With 14 years in the food industry backing him up, Steve Forster is the man behind Chili Tank. His is a natural fit for the street carts, warm and friendly with an easy smile, and a killer bowl of chili, which he debuted at the Olympics to critical acclaim. Steve loves the direct connection to his happy customers, which he says “is way better than any restaurant.” His beef chili is perfectly smoky and rich, with a climbing heat that knows just when to quit—at $5 it’s incredible value in a city where a disappointing $10 sandwich is sadly becoming the norm.
Jennifer and Dana over at Off the Wagon urge you to join their taco revolution. Slow-roasted, chipotle-spiked, pulled pork tacos; roasted yam and black bean tacos; and breakfast tacos are all served from a snappy red “wagon.” They buy pork from farmers and use as much local as possible, all with an unwavering commitment to compostable packaging. These women aren’t just talking the talk, they’re living it.

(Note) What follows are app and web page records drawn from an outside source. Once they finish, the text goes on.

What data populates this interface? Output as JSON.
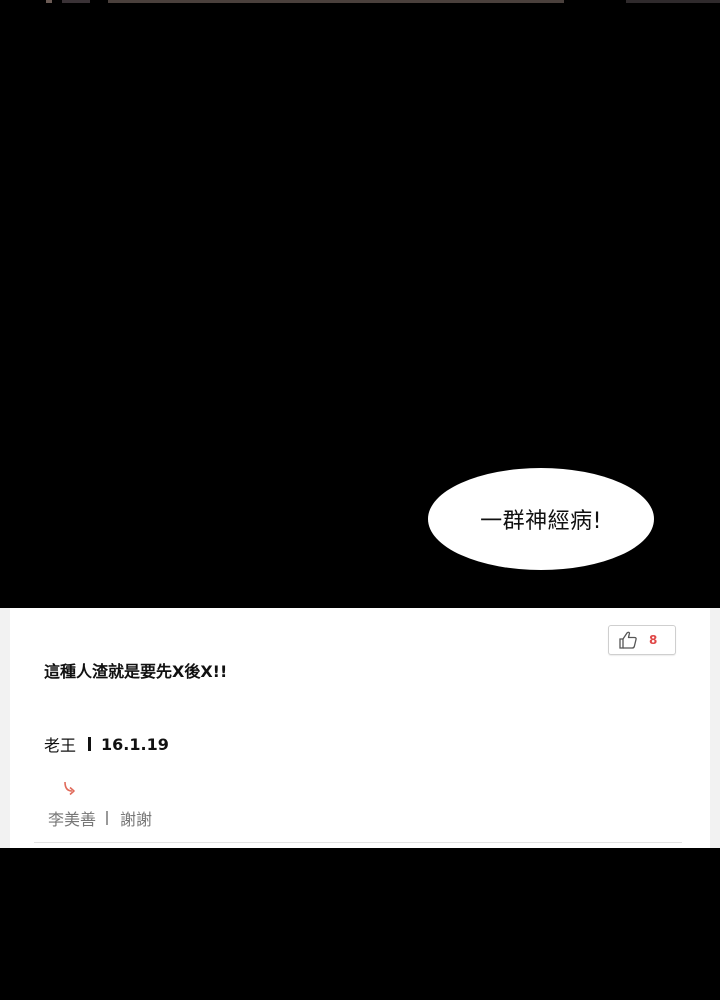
{
  "panel": {
    "speech_bubble_text": "一群神經病!"
  },
  "comment": {
    "like_count": "8",
    "text": "這種人渣就是要先X後X!!",
    "author": "老王",
    "date": "16.1.19",
    "reply": {
      "author": "李美善",
      "text": "謝謝"
    }
  },
  "icons": {
    "like": "thumbs-up-icon",
    "reply": "reply-arrow-icon"
  },
  "colors": {
    "like_count": "#e04848",
    "reply_arrow": "#e06a5a",
    "reply_text": "#777777"
  }
}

By the time you read this, the second wave of food carts will likely have landed on the city’s streets, hoping to catch your eye (and taste buds) as you swirl through the downtown core. Others will be out there at the markets and festivals flipping crêpes, BBQing, and inventing fresh new ways to impress your palate.

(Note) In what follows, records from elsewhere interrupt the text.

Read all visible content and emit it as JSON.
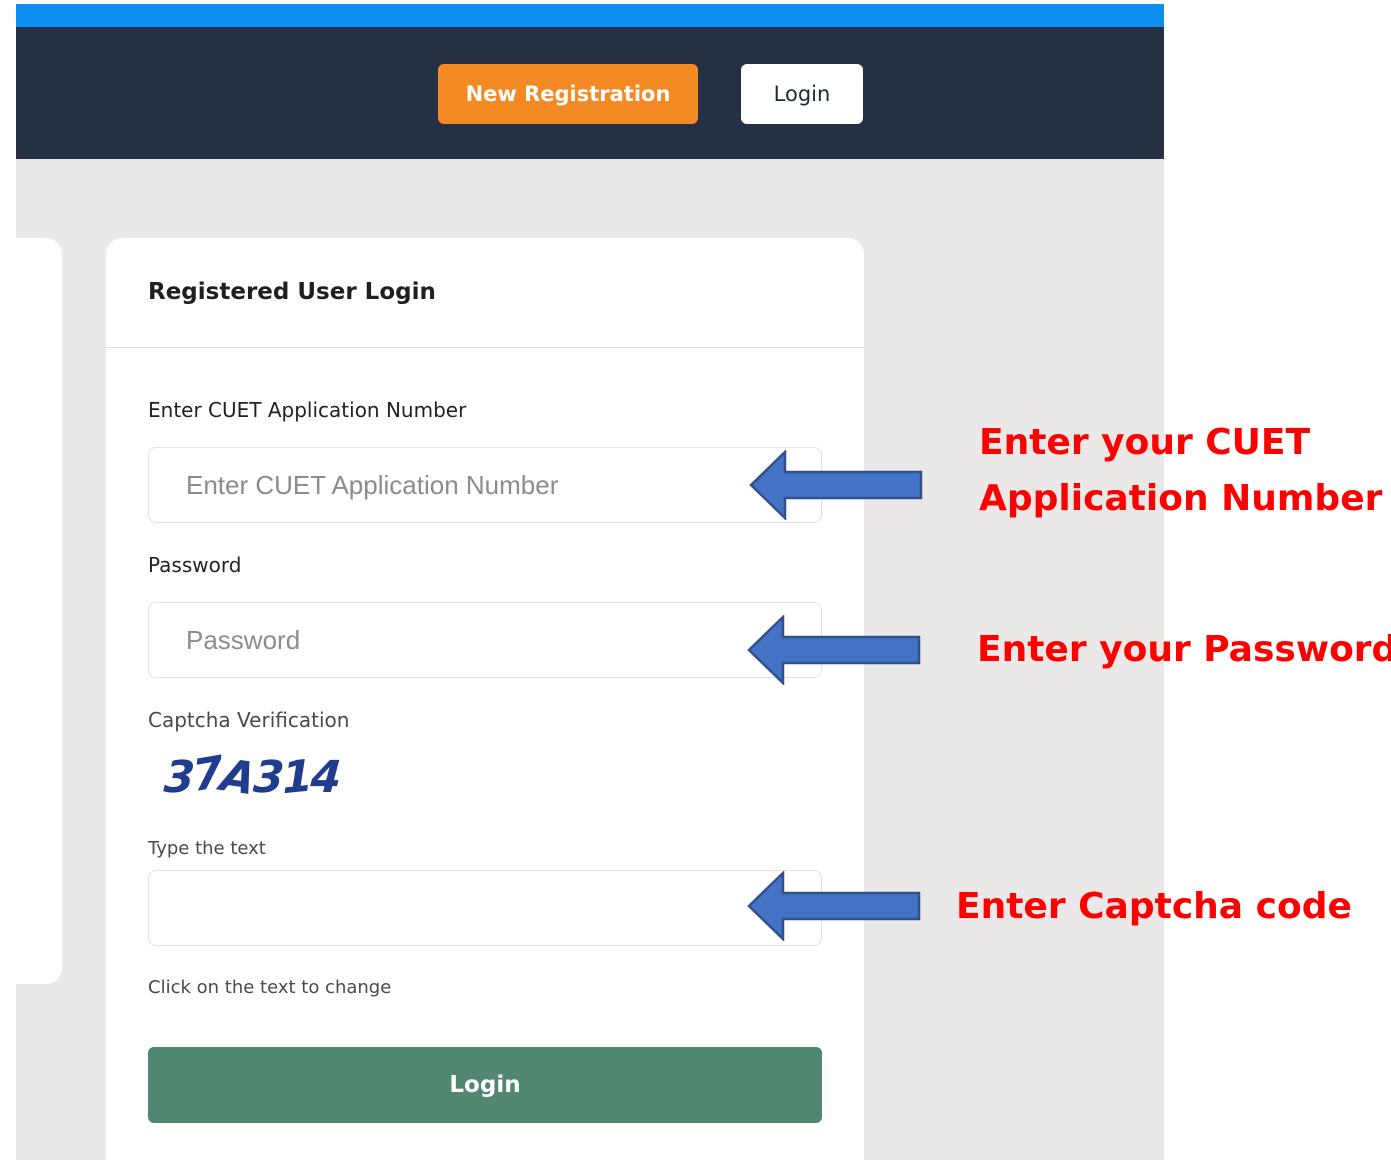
{
  "navbar": {
    "new_registration_label": "New Registration",
    "login_label": "Login"
  },
  "login_card": {
    "title": "Registered User Login",
    "application_number": {
      "label": "Enter CUET Application Number",
      "placeholder": "Enter CUET Application Number",
      "value": ""
    },
    "password": {
      "label": "Password",
      "placeholder": "Password",
      "value": ""
    },
    "captcha": {
      "label": "Captcha Verification",
      "chars": [
        "3",
        "7",
        "A",
        "3",
        "1",
        "4"
      ],
      "type_label": "Type the text",
      "value": "",
      "hint": "Click on the text to change"
    },
    "submit_label": "Login"
  },
  "annotations": {
    "callout_application": [
      "Enter your CUET",
      "Application Number"
    ],
    "callout_password": "Enter your Password",
    "callout_captcha": "Enter Captcha code",
    "arrow_color": "#4472c4",
    "arrow_stroke": "#2f528f",
    "text_color": "#ff0000"
  },
  "colors": {
    "top_stripe": "#0d8ef0",
    "navbar_bg": "#253044",
    "page_bg": "#ebe9e7",
    "new_registration_bg": "#f38a23",
    "submit_bg": "#50876e",
    "captcha_color": "#1f3c8f"
  }
}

So imagine yourself in the following scenario:
You are hungry and a little pressed for time.
You have under $10 in your wallet, and not a bank machine in sight.

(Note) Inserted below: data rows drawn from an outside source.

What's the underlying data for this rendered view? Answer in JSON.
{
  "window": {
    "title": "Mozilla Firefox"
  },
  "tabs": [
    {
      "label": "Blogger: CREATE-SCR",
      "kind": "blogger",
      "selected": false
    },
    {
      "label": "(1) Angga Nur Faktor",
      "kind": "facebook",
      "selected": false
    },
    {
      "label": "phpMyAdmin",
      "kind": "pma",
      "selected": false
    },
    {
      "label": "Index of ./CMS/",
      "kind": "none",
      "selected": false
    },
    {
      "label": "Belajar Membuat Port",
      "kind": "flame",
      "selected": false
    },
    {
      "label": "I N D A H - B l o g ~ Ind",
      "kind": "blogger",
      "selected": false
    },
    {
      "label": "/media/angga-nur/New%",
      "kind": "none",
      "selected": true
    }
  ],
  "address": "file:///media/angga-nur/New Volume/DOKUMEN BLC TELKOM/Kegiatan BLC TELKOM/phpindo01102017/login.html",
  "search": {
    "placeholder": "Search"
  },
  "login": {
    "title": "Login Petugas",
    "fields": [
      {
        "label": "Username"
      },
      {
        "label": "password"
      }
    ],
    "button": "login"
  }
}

Just as you are contemplating walking back to the car, plugging the meter, and starting your frantic search for a quick bite, you see a food cart!
You immediately …
A) Shout out excitedly, “Hey, I just read about you at Edible Vancouver!’’
B) March over, smile, place your order, and feel just a teeny bit smug about your current foodster hipness.
C) All of the above!
Michelle Gourley advises you to check for the food carts’ hours of operation, unlike one very hungry Edible Vancouver writer who survived on nothing but roasted chestnuts before doing so.
Download the free Street Food Vancouver app, or just hit the streets with this list. Let us know if we need to add you to this list.
Arturo’s Mexico to Go
Howe Street @ Cordova
The Bean Buggy
Get your java fix at farmers’ markets, film sets, special events
Burrard Street @ Georgia
Farmers’ markets, Richmond Night Market
Howe Street @ West Cordova
Eli’s Serious Sausage
Dunsmuir Street @ Beatty, Farmers’ markets
Burrard @ Smithe, Burrard @ Pender, and front of Waterfront Station.
The Kaboom Box
Granville Street @ Robson
Kimono Koi Crepes
Granville @ Georgia Street
La Bohême Creperie
Farmers’ markets, special events
Granville Street @ Georgia
Off The Wagon Traveling Tacos!
Poke’m Grilled meatballs with fun sauces
Robson Street @ Hornby
Burrard Street @ West Pender
The Re-Up BBQ
Hornby @ Georgia
On Georgia between Thurlow & Burrard, and farmers’ markets
Burrard Street @ Davie
Whistler Wood Fired Pizza Co.
Special events, farmers’ markets